Task prompt >> Reproduce all the data, character for character.

Data for this task >>
>>>>

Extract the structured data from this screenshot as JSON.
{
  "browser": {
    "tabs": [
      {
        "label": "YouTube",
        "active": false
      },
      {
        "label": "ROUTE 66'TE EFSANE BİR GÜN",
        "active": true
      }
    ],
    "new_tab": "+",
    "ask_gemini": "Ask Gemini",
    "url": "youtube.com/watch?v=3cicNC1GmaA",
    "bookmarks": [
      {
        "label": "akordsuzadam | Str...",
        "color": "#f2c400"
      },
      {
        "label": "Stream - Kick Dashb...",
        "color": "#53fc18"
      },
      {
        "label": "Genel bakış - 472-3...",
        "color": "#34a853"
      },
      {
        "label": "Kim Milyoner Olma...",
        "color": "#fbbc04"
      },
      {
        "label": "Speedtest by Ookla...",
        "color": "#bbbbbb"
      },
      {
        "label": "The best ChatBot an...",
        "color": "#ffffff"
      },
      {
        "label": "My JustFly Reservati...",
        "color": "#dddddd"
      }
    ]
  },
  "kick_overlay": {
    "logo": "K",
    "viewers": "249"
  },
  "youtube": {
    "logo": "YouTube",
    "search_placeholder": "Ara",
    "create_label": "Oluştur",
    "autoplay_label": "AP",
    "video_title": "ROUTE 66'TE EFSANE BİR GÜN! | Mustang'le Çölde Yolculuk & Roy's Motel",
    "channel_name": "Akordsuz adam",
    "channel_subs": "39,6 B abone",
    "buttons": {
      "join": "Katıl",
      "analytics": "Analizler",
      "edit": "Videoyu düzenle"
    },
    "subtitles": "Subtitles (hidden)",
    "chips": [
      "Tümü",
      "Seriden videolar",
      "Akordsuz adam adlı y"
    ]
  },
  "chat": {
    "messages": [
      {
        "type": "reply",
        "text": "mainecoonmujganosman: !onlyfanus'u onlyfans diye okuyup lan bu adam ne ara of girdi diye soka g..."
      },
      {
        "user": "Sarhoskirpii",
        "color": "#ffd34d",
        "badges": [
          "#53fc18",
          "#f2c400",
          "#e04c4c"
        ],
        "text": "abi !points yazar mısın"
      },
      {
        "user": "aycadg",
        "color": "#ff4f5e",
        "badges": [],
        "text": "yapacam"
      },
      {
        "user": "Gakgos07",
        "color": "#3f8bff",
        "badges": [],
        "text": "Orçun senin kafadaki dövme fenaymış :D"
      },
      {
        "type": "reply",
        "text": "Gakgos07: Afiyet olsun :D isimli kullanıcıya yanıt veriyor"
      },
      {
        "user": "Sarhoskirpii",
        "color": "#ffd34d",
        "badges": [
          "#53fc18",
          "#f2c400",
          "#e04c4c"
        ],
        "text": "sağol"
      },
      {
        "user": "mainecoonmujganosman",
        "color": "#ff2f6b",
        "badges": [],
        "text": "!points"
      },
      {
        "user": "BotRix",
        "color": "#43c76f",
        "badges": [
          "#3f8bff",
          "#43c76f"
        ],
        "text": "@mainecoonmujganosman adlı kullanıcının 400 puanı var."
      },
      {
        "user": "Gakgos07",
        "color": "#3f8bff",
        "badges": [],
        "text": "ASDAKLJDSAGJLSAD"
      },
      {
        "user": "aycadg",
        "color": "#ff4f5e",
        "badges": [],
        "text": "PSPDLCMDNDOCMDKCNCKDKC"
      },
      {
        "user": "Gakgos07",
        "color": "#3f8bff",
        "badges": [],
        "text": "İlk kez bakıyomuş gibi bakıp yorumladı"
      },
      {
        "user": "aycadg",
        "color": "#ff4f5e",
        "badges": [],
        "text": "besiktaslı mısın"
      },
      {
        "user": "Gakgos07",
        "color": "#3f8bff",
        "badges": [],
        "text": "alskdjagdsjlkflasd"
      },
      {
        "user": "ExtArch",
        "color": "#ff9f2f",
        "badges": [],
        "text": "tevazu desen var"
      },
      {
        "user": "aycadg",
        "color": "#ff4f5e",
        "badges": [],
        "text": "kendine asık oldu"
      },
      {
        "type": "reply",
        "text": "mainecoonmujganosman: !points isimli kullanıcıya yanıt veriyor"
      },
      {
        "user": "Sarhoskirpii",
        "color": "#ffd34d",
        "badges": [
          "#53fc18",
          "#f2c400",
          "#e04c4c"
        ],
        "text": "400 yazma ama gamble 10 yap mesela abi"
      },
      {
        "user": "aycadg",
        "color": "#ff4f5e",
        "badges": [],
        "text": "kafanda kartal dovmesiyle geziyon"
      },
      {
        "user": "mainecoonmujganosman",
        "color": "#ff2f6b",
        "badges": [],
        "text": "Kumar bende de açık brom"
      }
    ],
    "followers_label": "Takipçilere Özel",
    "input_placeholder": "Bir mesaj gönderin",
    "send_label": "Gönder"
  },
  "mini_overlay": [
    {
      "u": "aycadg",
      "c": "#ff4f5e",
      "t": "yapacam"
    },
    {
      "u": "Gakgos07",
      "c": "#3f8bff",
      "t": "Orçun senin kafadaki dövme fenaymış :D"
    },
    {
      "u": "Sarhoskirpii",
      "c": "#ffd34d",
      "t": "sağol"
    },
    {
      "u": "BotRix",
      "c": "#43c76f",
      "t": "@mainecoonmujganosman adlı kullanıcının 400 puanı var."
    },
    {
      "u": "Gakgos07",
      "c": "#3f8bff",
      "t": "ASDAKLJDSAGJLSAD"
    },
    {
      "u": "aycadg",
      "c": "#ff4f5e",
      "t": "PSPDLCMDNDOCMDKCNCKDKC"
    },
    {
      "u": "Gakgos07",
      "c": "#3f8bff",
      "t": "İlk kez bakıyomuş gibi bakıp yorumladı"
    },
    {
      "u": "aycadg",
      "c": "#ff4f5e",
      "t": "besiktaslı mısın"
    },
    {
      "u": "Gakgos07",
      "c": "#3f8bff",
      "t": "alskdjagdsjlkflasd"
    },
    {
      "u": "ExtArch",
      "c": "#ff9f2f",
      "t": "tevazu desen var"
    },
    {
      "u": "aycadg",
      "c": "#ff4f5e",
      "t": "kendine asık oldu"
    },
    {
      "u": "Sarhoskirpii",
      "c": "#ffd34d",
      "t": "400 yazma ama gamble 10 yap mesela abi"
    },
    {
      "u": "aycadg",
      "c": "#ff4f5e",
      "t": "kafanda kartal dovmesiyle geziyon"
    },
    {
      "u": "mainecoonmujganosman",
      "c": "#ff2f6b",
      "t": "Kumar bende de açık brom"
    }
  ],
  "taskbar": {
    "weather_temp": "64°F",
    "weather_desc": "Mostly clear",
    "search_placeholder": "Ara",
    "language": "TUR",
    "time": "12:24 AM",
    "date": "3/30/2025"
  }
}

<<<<

Exercise answer >>
Extract the structured data from this screenshot as JSON.
{
  "browser": {
    "tabs": [
      {
        "label": "YouTube",
        "active": false
      },
      {
        "label": "ROUTE 66'TE EFSANE BİR GÜN",
        "active": true
      }
    ],
    "new_tab": "+",
    "ask_gemini": "Ask Gemini",
    "url": "youtube.com/watch?v=3cicNC1GmaA",
    "bookmarks": [
      {
        "label": "akordsuzadam | Str...",
        "color": "#f2c400"
      },
      {
        "label": "Stream - Kick Dashb...",
        "color": "#53fc18"
      },
      {
        "label": "Genel bakış - 472-3...",
        "color": "#34a853"
      },
      {
        "label": "Kim Milyoner Olma...",
        "color": "#fbbc04"
      },
      {
        "label": "Speedtest by Ookla...",
        "color": "#bbbbbb"
      },
      {
        "label": "The best ChatBot an...",
        "color": "#ffffff"
      },
      {
        "label": "My JustFly Reservati...",
        "color": "#dddddd"
      }
    ]
  },
  "kick_overlay": {
    "logo": "K",
    "viewers": "249"
  },
  "youtube": {
    "logo": "YouTube",
    "search_placeholder": "Ara",
    "create_label": "Oluştur",
    "autoplay_label": "AP",
    "video_title": "ROUTE 66'TE EFSANE BİR GÜN! | Mustang'le Çölde Yolculuk & Roy's Motel",
    "channel_name": "Akordsuz adam",
    "channel_subs": "39,6 B abone",
    "buttons": {
      "join": "Katıl",
      "analytics": "Analizler",
      "edit": "Videoyu düzenle"
    },
    "subtitles": "Subtitles (hidden)",
    "chips": [
      "Tümü",
      "Seriden videolar",
      "Akordsuz adam adlı y"
    ]
  },
  "chat": {
    "messages": [
      {
        "type": "reply",
        "text": "mainecoonmujganosman: !onlyfanus'u onlyfans diye okuyup lan bu adam ne ara of girdi diye soka g..."
      },
      {
        "user": "Sarhoskirpii",
        "color": "#ffd34d",
        "badges": [
          "#53fc18",
          "#f2c400",
          "#e04c4c"
        ],
        "text": "abi !points yazar mısın"
      },
      {
        "user": "aycadg",
        "color": "#ff4f5e",
        "badges": [],
        "text": "yapacam"
      },
      {
        "user": "Gakgos07",
        "color": "#3f8bff",
        "badges": [],
        "text": "Orçun senin kafadaki dövme fenaymış :D"
      },
      {
        "type": "reply",
        "text": "Gakgos07: Afiyet olsun :D isimli kullanıcıya yanıt veriyor"
      },
      {
        "user": "Sarhoskirpii",
        "color": "#ffd34d",
        "badges": [
          "#53fc18",
          "#f2c400",
          "#e04c4c"
        ],
        "text": "sağol"
      },
      {
        "user": "mainecoonmujganosman",
        "color": "#ff2f6b",
        "badges": [],
        "text": "!points"
      },
      {
        "user": "BotRix",
        "color": "#43c76f",
        "badges": [
          "#3f8bff",
          "#43c76f"
        ],
        "text": "@mainecoonmujganosman adlı kullanıcının 400 puanı var."
      },
      {
        "user": "Gakgos07",
        "color": "#3f8bff",
        "badges": [],
        "text": "ASDAKLJDSAGJLSAD"
      },
      {
        "user": "aycadg",
        "color": "#ff4f5e",
        "badges": [],
        "text": "PSPDLCMDNDOCMDKCNCKDKC"
      },
      {
        "user": "Gakgos07",
        "color": "#3f8bff",
        "badges": [],
        "text": "İlk kez bakıyomuş gibi bakıp yorumladı"
      },
      {
        "user": "aycadg",
        "color": "#ff4f5e",
        "badges": [],
        "text": "besiktaslı mısın"
      },
      {
        "user": "Gakgos07",
        "color": "#3f8bff",
        "badges": [],
        "text": "alskdjagdsjlkflasd"
      },
      {
        "user": "ExtArch",
        "color": "#ff9f2f",
        "badges": [],
        "text": "tevazu desen var"
      },
      {
        "user": "aycadg",
        "color": "#ff4f5e",
        "badges": [],
        "text": "kendine asık oldu"
      },
      {
        "type": "reply",
        "text": "mainecoonmujganosman: !points isimli kullanıcıya yanıt veriyor"
      },
      {
        "user": "Sarhoskirpii",
        "color": "#ffd34d",
        "badges": [
          "#53fc18",
          "#f2c400",
          "#e04c4c"
        ],
        "text": "400 yazma ama gamble 10 yap mesela abi"
      },
      {
        "user": "aycadg",
        "color": "#ff4f5e",
        "badges": [],
        "text": "kafanda kartal dovmesiyle geziyon"
      },
      {
        "user": "mainecoonmujganosman",
        "color": "#ff2f6b",
        "badges": [],
        "text": "Kumar bende de açık brom"
      }
    ],
    "followers_label": "Takipçilere Özel",
    "input_placeholder": "Bir mesaj gönderin",
    "send_label": "Gönder"
  },
  "mini_overlay": [
    {
      "u": "aycadg",
      "c": "#ff4f5e",
      "t": "yapacam"
    },
    {
      "u": "Gakgos07",
      "c": "#3f8bff",
      "t": "Orçun senin kafadaki dövme fenaymış :D"
    },
    {
      "u": "Sarhoskirpii",
      "c": "#ffd34d",
      "t": "sağol"
    },
    {
      "u": "BotRix",
      "c": "#43c76f",
      "t": "@mainecoonmujganosman adlı kullanıcının 400 puanı var."
    },
    {
      "u": "Gakgos07",
      "c": "#3f8bff",
      "t": "ASDAKLJDSAGJLSAD"
    },
    {
      "u": "aycadg",
      "c": "#ff4f5e",
      "t": "PSPDLCMDNDOCMDKCNCKDKC"
    },
    {
      "u": "Gakgos07",
      "c": "#3f8bff",
      "t": "İlk kez bakıyomuş gibi bakıp yorumladı"
    },
    {
      "u": "aycadg",
      "c": "#ff4f5e",
      "t": "besiktaslı mısın"
    },
    {
      "u": "Gakgos07",
      "c": "#3f8bff",
      "t": "alskdjagdsjlkflasd"
    },
    {
      "u": "ExtArch",
      "c": "#ff9f2f",
      "t": "tevazu desen var"
    },
    {
      "u": "aycadg",
      "c": "#ff4f5e",
      "t": "kendine asık oldu"
    },
    {
      "u": "Sarhoskirpii",
      "c": "#ffd34d",
      "t": "400 yazma ama gamble 10 yap mesela abi"
    },
    {
      "u": "aycadg",
      "c": "#ff4f5e",
      "t": "kafanda kartal dovmesiyle geziyon"
    },
    {
      "u": "mainecoonmujganosman",
      "c": "#ff2f6b",
      "t": "Kumar bende de açık brom"
    }
  ],
  "taskbar": {
    "weather_temp": "64°F",
    "weather_desc": "Mostly clear",
    "search_placeholder": "Ara",
    "language": "TUR",
    "time": "12:24 AM",
    "date": "3/30/2025"
  }
}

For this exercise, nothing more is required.